Some groups, like the International Atomic Energy Agency, are promoting nuclear energy as an alternative to fossil fuels. It would provide a stable and greenhouse gas-emission-free energy source, says the IAEA. A number of protesters turned up to advocate against nuclear, because there is no good way to deal with the radioactive waste it produces and because it is potentially unsafe, they say.

'We're running out of time' on climate change

A sustainable Christmas

Sustaina Claus arrived at the climate march with his Christmas elves to preach the message of sustainability. The environmental activist says we need to stop overconsumption if we are to stop climate change and protect the planet's resources. Instead of buying mountains of gifts for your loved ones at Christmas, "you should give the gift of you."

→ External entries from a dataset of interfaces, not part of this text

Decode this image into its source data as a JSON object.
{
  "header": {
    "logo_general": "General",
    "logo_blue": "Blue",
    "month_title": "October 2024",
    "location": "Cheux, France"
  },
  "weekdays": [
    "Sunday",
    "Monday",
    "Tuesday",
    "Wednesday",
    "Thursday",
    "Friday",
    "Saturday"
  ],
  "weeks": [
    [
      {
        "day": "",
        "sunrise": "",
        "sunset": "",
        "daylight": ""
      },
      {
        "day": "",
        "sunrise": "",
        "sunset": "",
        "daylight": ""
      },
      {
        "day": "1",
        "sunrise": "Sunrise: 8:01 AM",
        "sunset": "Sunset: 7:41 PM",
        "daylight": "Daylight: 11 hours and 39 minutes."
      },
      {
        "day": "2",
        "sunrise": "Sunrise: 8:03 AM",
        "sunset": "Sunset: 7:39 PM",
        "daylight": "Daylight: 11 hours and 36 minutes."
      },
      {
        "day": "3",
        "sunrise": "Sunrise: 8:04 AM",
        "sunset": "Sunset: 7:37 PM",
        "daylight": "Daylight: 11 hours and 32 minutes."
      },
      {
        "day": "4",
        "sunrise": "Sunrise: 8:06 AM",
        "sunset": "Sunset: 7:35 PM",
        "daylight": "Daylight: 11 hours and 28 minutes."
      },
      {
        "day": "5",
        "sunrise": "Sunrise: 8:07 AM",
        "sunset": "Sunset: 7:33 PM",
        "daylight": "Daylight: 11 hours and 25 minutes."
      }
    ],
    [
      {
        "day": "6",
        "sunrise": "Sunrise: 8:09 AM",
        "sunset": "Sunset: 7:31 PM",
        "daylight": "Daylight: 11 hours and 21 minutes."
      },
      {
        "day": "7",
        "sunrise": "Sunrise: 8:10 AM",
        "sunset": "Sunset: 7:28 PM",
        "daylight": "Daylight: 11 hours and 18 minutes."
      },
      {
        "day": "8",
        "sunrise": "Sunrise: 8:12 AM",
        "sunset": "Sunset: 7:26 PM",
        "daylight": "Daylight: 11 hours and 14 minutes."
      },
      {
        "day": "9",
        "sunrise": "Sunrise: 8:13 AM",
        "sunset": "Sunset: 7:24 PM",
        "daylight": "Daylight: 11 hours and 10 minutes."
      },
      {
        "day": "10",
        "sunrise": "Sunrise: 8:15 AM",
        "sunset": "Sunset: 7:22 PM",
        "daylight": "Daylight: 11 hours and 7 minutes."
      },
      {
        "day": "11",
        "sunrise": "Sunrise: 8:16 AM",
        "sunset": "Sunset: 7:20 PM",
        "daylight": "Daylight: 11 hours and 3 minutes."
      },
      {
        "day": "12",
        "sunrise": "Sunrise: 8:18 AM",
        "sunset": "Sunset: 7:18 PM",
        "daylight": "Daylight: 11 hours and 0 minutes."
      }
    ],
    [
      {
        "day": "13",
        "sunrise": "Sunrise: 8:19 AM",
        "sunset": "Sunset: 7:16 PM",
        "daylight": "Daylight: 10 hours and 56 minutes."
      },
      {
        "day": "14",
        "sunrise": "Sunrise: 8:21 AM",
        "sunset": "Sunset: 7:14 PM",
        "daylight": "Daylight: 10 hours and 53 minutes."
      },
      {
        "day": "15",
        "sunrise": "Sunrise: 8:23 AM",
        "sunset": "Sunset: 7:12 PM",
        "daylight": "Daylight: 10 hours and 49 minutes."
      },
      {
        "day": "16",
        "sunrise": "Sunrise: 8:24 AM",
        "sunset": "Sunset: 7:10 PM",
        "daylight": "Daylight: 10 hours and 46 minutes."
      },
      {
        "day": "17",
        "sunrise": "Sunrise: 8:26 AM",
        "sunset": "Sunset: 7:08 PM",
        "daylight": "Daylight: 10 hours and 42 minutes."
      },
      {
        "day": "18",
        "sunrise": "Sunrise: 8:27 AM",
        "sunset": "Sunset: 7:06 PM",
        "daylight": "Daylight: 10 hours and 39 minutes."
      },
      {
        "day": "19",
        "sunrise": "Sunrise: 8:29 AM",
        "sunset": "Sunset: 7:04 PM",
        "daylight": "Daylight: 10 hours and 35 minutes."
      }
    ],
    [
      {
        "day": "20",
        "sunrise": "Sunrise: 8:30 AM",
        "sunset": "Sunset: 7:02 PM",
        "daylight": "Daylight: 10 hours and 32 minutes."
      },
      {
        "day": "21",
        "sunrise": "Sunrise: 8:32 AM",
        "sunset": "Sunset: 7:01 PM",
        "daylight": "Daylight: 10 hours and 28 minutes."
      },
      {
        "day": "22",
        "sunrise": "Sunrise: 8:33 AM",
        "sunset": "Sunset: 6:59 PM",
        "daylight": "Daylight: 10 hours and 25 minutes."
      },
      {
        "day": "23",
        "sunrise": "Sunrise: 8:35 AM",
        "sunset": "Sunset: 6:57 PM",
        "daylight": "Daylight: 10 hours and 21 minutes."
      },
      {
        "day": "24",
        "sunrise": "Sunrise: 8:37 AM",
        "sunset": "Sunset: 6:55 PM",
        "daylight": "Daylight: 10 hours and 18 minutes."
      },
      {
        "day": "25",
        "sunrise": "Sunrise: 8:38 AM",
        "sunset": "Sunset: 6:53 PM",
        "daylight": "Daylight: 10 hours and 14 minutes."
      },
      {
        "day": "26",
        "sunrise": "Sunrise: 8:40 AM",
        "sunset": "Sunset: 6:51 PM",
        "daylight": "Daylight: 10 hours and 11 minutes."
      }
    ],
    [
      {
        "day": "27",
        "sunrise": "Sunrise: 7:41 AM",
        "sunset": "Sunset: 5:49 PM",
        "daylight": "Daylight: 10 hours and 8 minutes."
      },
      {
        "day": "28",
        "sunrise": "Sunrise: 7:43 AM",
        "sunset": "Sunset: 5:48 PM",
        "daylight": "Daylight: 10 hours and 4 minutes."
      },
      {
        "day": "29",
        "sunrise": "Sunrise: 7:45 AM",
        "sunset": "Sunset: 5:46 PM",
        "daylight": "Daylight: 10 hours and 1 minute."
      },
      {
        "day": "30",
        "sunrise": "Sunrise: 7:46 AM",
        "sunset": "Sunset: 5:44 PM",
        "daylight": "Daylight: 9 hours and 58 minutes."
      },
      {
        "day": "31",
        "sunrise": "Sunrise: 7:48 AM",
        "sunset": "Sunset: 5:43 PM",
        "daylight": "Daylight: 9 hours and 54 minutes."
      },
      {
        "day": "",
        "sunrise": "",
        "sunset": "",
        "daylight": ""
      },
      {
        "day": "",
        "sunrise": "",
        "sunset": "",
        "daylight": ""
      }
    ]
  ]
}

'We're running out of time' on climate change

Activists held at the border

NGOs said a number of environmental campaigners were refused entry at the Polish border or deported from the country, having been deemed a "threat" to national security. Climate Action Network, an umbrella group of climate groups, called the actions worrying. A spokeswoman for Poland's border guards said she could not say whether the refusals were connected to the COP, according to Reuters.

'We're running out of time' on climate change

Cycling for the climate

Climate activist Lander Wantens cycled over 1,000 kilometers from Belgium to Katowice for the protest and to deliver a message to delegates to do more to combat climate change. He hopes that if the negotiators see "four guys from Belgium are crazy enough to bike to the climate summit in Poland in winter, maybe that's a signal that they have to work on an ambitious climate agreement."